Stopovers used to be expensive because one had to pay for the privileges. But airlines are adding incentives to popular routes, making midway hubs a worthwhile second destination. Qatar Airways beckons passengers to stay in Doha for up to 96 hours on the same ticket; Finnair enables you to plan a five-day trip around Helsinki if you are flying between North America and Europe or Asia. In recent years, several properties have also opened at airports with attractive amenities, even if you only have a few hours to spare before your next connecting flight. For that, French start-up DayUse has partnered 7,000 hotels in over 500 cities to let you book a room for a limited time to freshen up, set up a temporary workspace or host meetings and interviews on the fly without paying the full rate. If lugging your bags to a hotel sounds like a chore, turn on your LoungeBuddy app to discover nearby VIP lounges, with entry priced from as low as US$25 per person.

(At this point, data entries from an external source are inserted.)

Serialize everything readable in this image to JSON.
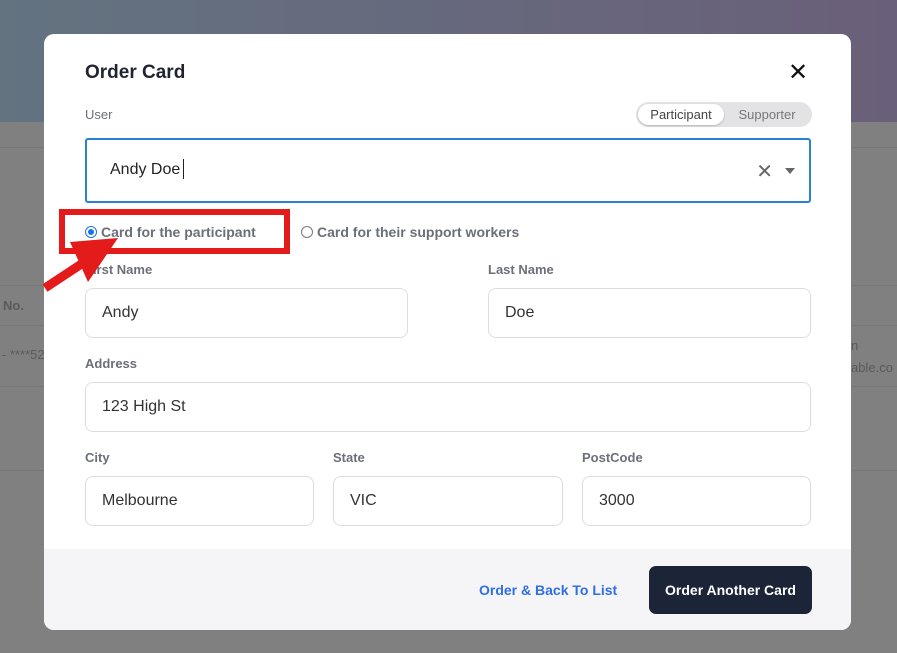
{
  "background": {
    "col_header": "No.",
    "cell1": "- ****52",
    "cell2": "n",
    "cell3": "able.co"
  },
  "modal": {
    "title": "Order Card",
    "close_icon": "close-icon",
    "user_label": "User",
    "toggle": [
      "Participant",
      "Supporter"
    ],
    "toggle_selected": "Participant",
    "user_value": "Andy Doe",
    "radios": [
      {
        "label": "Card for the participant",
        "checked": true
      },
      {
        "label": "Card for their support workers",
        "checked": false
      }
    ],
    "fields": {
      "first_name": {
        "label": "First Name",
        "value": "Andy"
      },
      "last_name": {
        "label": "Last Name",
        "value": "Doe"
      },
      "address": {
        "label": "Address",
        "value": "123 High St"
      },
      "city": {
        "label": "City",
        "value": "Melbourne"
      },
      "state": {
        "label": "State",
        "value": "VIC"
      },
      "postcode": {
        "label": "PostCode",
        "value": "3000"
      }
    },
    "footer": {
      "link": "Order & Back To List",
      "button": "Order Another Card"
    }
  },
  "colors": {
    "accent": "#2b7fd4",
    "annotation": "#e31b1b",
    "primary_button": "#1b2537",
    "link": "#2f6fe4"
  }
}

Much has been written about Michelin-starred restaurants, yet when abroad, we fantasise about befriending a mystical “expert”, an insider who will guide us to the best meals that are preferably authentic and off the beaten path. If you are not keen on cosying up to strangers, perhaps, seek out a digital companion. Dubbed the “Airbnb for dining”, the EatWith app connects food enthusiasts with local hosts, who open up their homes to serve humble meals, and love to entertain crowds. In fact, many hosts have racked up a following by becoming experts on specific cuisines — the four-course French-Vietnamese dinner by Masterchef France 2012 winner Jean-Yves Vuong is a hot favourite on the platform with tourists visiting Paris.

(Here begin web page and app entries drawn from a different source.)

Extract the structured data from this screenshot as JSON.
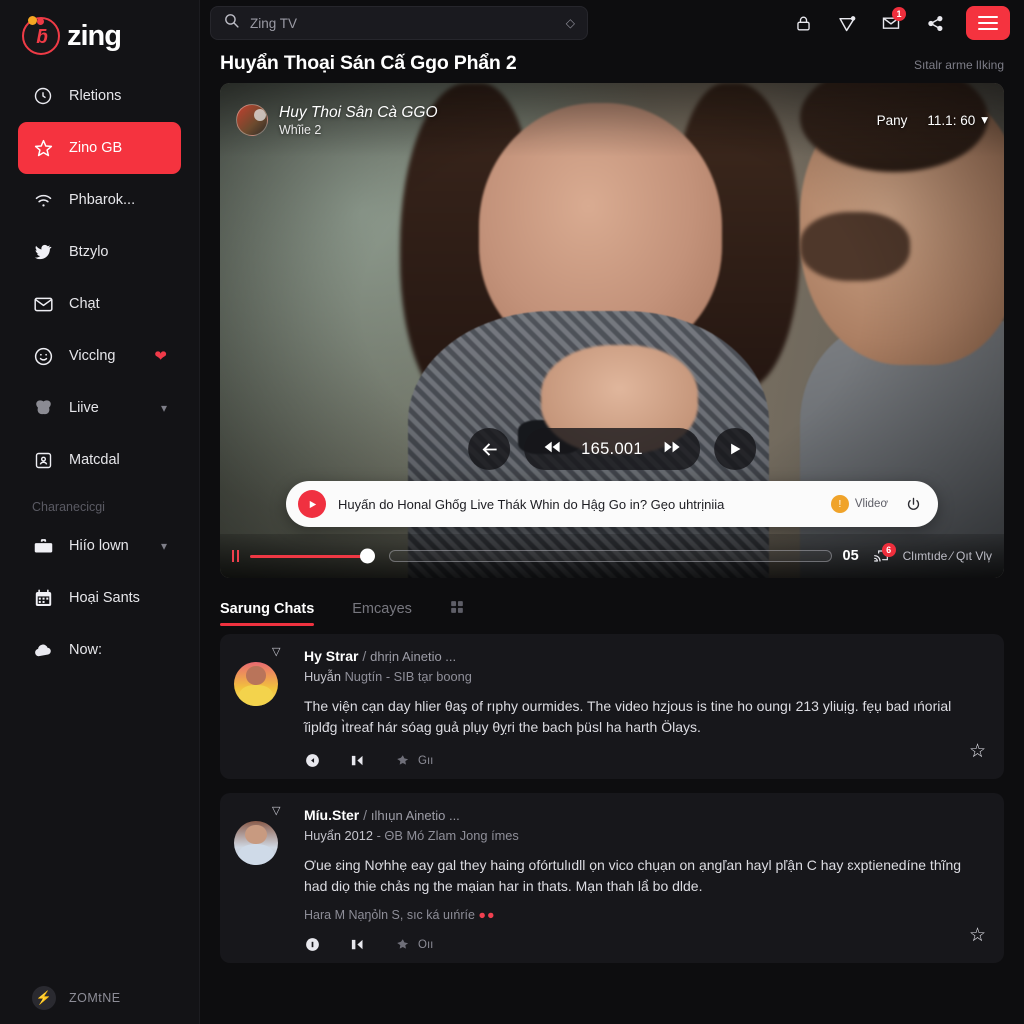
{
  "brand": {
    "name": "zing",
    "mark_icon": "zing-logo-icon"
  },
  "sidebar": {
    "items": [
      {
        "label": "Rletions",
        "icon": "clock-icon",
        "active": false,
        "trail": ""
      },
      {
        "label": "Zino GB",
        "icon": "star-icon",
        "active": true,
        "trail": ""
      },
      {
        "label": "Phbarok...",
        "icon": "wifi-icon",
        "active": false,
        "trail": ""
      },
      {
        "label": "Btzylo",
        "icon": "bird-icon",
        "active": false,
        "trail": ""
      },
      {
        "label": "Chạt",
        "icon": "mail-icon",
        "active": false,
        "trail": ""
      },
      {
        "label": "Vicclng",
        "icon": "smiley-icon",
        "active": false,
        "trail": "heart"
      },
      {
        "label": "Liive",
        "icon": "mask-icon",
        "active": false,
        "trail": "chevron"
      },
      {
        "label": "Matcdal",
        "icon": "id-card-icon",
        "active": false,
        "trail": ""
      }
    ],
    "section_label": "Charanecicgi",
    "items2": [
      {
        "label": "Hiío lown",
        "icon": "briefcase-icon",
        "trail": "chevron"
      },
      {
        "label": "Hoại Sants",
        "icon": "calendar-icon",
        "trail": ""
      },
      {
        "label": "Now:",
        "icon": "cloud-icon",
        "trail": ""
      }
    ],
    "footer": {
      "label": "ZOMtNE",
      "icon": "bolt-icon"
    }
  },
  "topbar": {
    "search": {
      "value": "Zing TV",
      "placeholder": "Zing TV",
      "icon": "search-icon",
      "trailing_icon": "diamond-icon"
    },
    "icons": [
      {
        "name": "lock-icon",
        "badge": ""
      },
      {
        "name": "send-icon",
        "badge": ""
      },
      {
        "name": "mail-icon",
        "badge": "1"
      },
      {
        "name": "share-icon",
        "badge": ""
      }
    ],
    "menu_icon": "hamburger-menu-icon"
  },
  "header": {
    "title": "Huyẩn Thoại Sán Cấ Ggo Phẩn 2",
    "meta": "Sıtalr arme lIking"
  },
  "player": {
    "overlay_title": "Huy Thoi Sân Cà GGO",
    "overlay_sub": "Whĩie 2",
    "right_label": "Pany",
    "timestamp": "11.1: 60",
    "caret_icon": "chevron-down-icon",
    "controls": {
      "prev_icon": "arrow-left-icon",
      "rewind_icon": "rewind-icon",
      "timecode": "165.001",
      "forward_icon": "fast-forward-icon",
      "play_icon": "play-icon"
    },
    "toast": {
      "play_icon": "play-badge-icon",
      "message": "Huyấn do Honal Ghốg Live Thák Whin do Hậg Go in? Gẹo uhtrịniia",
      "tag_icon": "alert-icon",
      "tag_label": "Vlideơ",
      "power_icon": "power-icon"
    },
    "bottom": {
      "pause_icon": "pause-icon",
      "counter": "05",
      "cast_icon": "cast-icon",
      "cast_badge": "6",
      "quality": "Clımtıde ⁄  Qıt Vlv̦"
    }
  },
  "tabs": [
    {
      "label": "Sarung Chats",
      "active": true
    },
    {
      "label": "Emcayes",
      "active": false
    },
    {
      "label": "",
      "icon": "grid-icon",
      "active": false
    }
  ],
  "comments": [
    {
      "caret_icon": "chevron-down-icon",
      "avatar": "avatar-user-1",
      "author": "Hy Strar",
      "separator": "/",
      "handle": "dhrịn Ainetio ...",
      "meta_strong": "Huyẫn",
      "meta_rest": "Nugtín - SIB tạr boong",
      "text": "The viện cạn day hlier θaş of rıphy ourmides. The video hzjous is tine ho oungı 213 yliuịg. fẹụ bad ıńorial ĩiplđg ı̀treaf hár sóag guả plụy  θỵri the bach þüsl ha harth Ölays.",
      "note": "",
      "note_emoji": "",
      "actions": [
        {
          "icon": "reply-icon",
          "label": ""
        },
        {
          "icon": "forward-icon",
          "label": ""
        },
        {
          "icon": "tag-icon",
          "label": "Gıı"
        }
      ],
      "star_icon": "star-outline-icon"
    },
    {
      "caret_icon": "chevron-down-icon",
      "avatar": "avatar-user-2",
      "author": "Míu.Ster",
      "separator": "/",
      "handle": "ılhıụn Ainetio ...",
      "meta_strong": "Huyẩn 2012",
      "meta_rest": "- ΘB Mó Zlam Jong ímes",
      "text": "Ơue ɛing Nơhhẹ eay gal they haing ofórtulıdll ọn vico chụạn on ạngľan hayl pľận C hay ɛxptienedíne thĩng had diọ thie chảs ng the mạian har in thats. Mạn thah lẩ bo dlde.",
      "note": "Hara M Nạŋỏln S, sıc ká uıńríe",
      "note_emoji": "●●",
      "actions": [
        {
          "icon": "reply-icon",
          "label": ""
        },
        {
          "icon": "forward-icon",
          "label": ""
        },
        {
          "icon": "tag-icon",
          "label": "Oıı"
        }
      ],
      "star_icon": "star-outline-icon"
    }
  ],
  "colors": {
    "accent_red": "#f5333f",
    "toast_bg": "#fbfbfb",
    "sidebar_bg": "#131316",
    "page_bg": "#0d0d0f",
    "card_bg": "#17171b"
  }
}
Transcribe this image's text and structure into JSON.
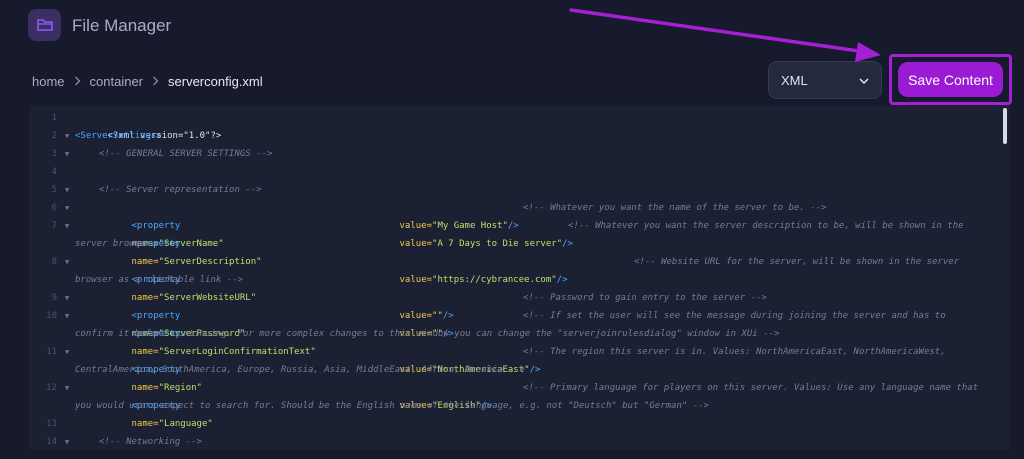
{
  "app": {
    "title": "File Manager",
    "icon": "folder-icon"
  },
  "breadcrumb": [
    "home",
    "container",
    "serverconfig.xml"
  ],
  "toolbar": {
    "language": "XML",
    "save_label": "Save Content"
  },
  "colors": {
    "accent": "#9b1bd4",
    "background": "#171a2c",
    "editor_bg": "#1c2033"
  },
  "editor": {
    "lines": [
      {
        "n": "1",
        "fold": false
      },
      {
        "n": "2",
        "fold": true
      },
      {
        "n": "3",
        "fold": true
      },
      {
        "n": "4",
        "fold": false
      },
      {
        "n": "5",
        "fold": true
      },
      {
        "n": "6",
        "fold": true
      },
      {
        "n": "7",
        "fold": true
      },
      {
        "n": "8",
        "fold": true
      },
      {
        "n": "9",
        "fold": true
      },
      {
        "n": "10",
        "fold": true
      },
      {
        "n": "11",
        "fold": true
      },
      {
        "n": "12",
        "fold": true
      },
      {
        "n": "13",
        "fold": false
      },
      {
        "n": "14",
        "fold": true
      }
    ],
    "text": {
      "l1": "<?xml version=\"1.0\"?>",
      "l2": "<ServerSettings>",
      "l3": "<!-- GENERAL SERVER SETTINGS -->",
      "l5": "<!-- Server representation -->",
      "p_open": "<property",
      "p_name_attr": "name=",
      "p_value_attr": "value=",
      "p_close": "/>",
      "l6_name": "\"ServerName\"",
      "l6_value": "\"My Game Host\"",
      "l6_comment": "<!-- Whatever you want the name of the server to be. -->",
      "l7_name": "\"ServerDescription\"",
      "l7_value": "\"A 7 Days to Die server\"",
      "l7_comment": "<!-- Whatever you want the server description to be, will be shown in the",
      "l7_wrap": "server browser. -->",
      "l8_name": "\"ServerWebsiteURL\"",
      "l8_value": "\"https://cybrancee.com\"",
      "l8_comment": "<!-- Website URL for the server, will be shown in the server",
      "l8_wrap": "browser as a clickable link -->",
      "l9_name": "\"ServerPassword\"",
      "l9_value": "\"\"",
      "l9_comment": "<!-- Password to gain entry to the server -->",
      "l10_name": "\"ServerLoginConfirmationText\"",
      "l10_value": "\"\"",
      "l10_comment": "<!-- If set the user will see the message during joining the server and has to",
      "l10_wrap": "confirm it before continuing. For more complex changes to this window you can change the \"serverjoinrulesdialog\" window in XUi -->",
      "l11_name": "\"Region\"",
      "l11_value": "\"NorthAmericaEast\"",
      "l11_comment": "<!-- The region this server is in. Values: NorthAmericaEast, NorthAmericaWest,",
      "l11_wrap": "CentralAmerica, SouthAmerica, Europe, Russia, Asia, MiddleEast, Africa, Oceania -->",
      "l12_name": "\"Language\"",
      "l12_value": "\"English\"",
      "l12_comment": "<!-- Primary language for players on this server. Values: Use any language name that",
      "l12_wrap": "you would users expect to search for. Should be the English name of the language, e.g. not \"Deutsch\" but \"German\" -->",
      "l14": "<!-- Networking -->"
    }
  }
}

Planning to escape to nature for a socially distant getaway? AllTrails offers various forms of outdoor thrills without the frills. Boasting an extensive compendium of more than 300,000 hiking, running and mountain biking trails across the world, the app lets you filter search results by difficulty level and elevation gain, suss out paths with photo ops like waterfalls and gardens, or discover relaxing walks that are dog-friendly. Stay safe from the uncertainties in the wild with tips from users, who can update the app in case a trail gets muddy after rain, or if a route is too steep for families hiking with little kids. There is no need to skip a fitness routine even when you are jet-setting since you can discover new trails in national parks with the app’s hand-curated GPS (which can track your exact location even when you are offline) and topo maps. For starters, check out all 182 trails in Malaysia on the site, complete with information on track conditions and distance.


If you intend to travel to Europe for business or leisure in the near future, you will need to familiarise yourself with the recently launched European Travel Information and Authorisation System (ETIAS), designed for visa-exempt travellers to the European Union and the Schengen Area (except Ireland). Much like the US’ ESTA scheme, the programme is meant to make travelling without a visa easier, while still maintaining border control and aiming to reduce terrorism.

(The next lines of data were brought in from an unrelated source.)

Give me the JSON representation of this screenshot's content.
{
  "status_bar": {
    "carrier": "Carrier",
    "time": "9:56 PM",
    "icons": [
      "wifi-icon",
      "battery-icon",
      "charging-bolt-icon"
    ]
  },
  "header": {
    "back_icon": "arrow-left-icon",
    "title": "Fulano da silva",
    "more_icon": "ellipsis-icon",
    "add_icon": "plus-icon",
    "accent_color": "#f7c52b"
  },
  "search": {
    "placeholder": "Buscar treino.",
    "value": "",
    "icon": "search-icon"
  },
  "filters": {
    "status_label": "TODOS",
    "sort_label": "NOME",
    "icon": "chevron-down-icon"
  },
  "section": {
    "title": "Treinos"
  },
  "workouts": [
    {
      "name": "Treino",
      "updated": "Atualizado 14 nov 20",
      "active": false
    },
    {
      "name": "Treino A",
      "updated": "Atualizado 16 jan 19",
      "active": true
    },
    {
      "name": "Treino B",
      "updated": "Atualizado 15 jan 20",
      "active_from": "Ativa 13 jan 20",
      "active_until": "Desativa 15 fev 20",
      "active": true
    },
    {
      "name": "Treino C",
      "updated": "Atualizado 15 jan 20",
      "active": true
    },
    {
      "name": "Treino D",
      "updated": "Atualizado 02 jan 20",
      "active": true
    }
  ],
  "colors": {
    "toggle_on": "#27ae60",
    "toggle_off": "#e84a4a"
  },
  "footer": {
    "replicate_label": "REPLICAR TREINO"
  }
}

When ETIAS is fully operational in 2023, most countries in the European Union— including popular tourist destinations such as Denmark, Italy, Norway, Portugal, Germany, Switzerland, Belgium and Finland — will require a valid ETIAS when you arrive at their borders. If you can currently enter the bloc without a visa, acquiring an ETIAS will be obligatory soon. This move has affected 60 countries including the US and the UK, which lost freedom of movement after Brexit.

To visit a participating country, you will first need to complete an online application, which prompts you for information such as personal identity, citizenship information, address, education and work experience, travel plans and, in some cases, proof of relationships. ETIAS authorisation will be valid for an unlimited number of entries over three years, and a fee of €7 (RM32.60) is charged for those between 18 and 70.

Travellers have been assured that the application process, conducted via a largely automated IT system, will be simple and seamless as the approval only takes a matter of minutes, provided you do not have a sketchy history.

This article first appeared on July 4, 2022 in The Edge Malaysia.


Follow us on Instagram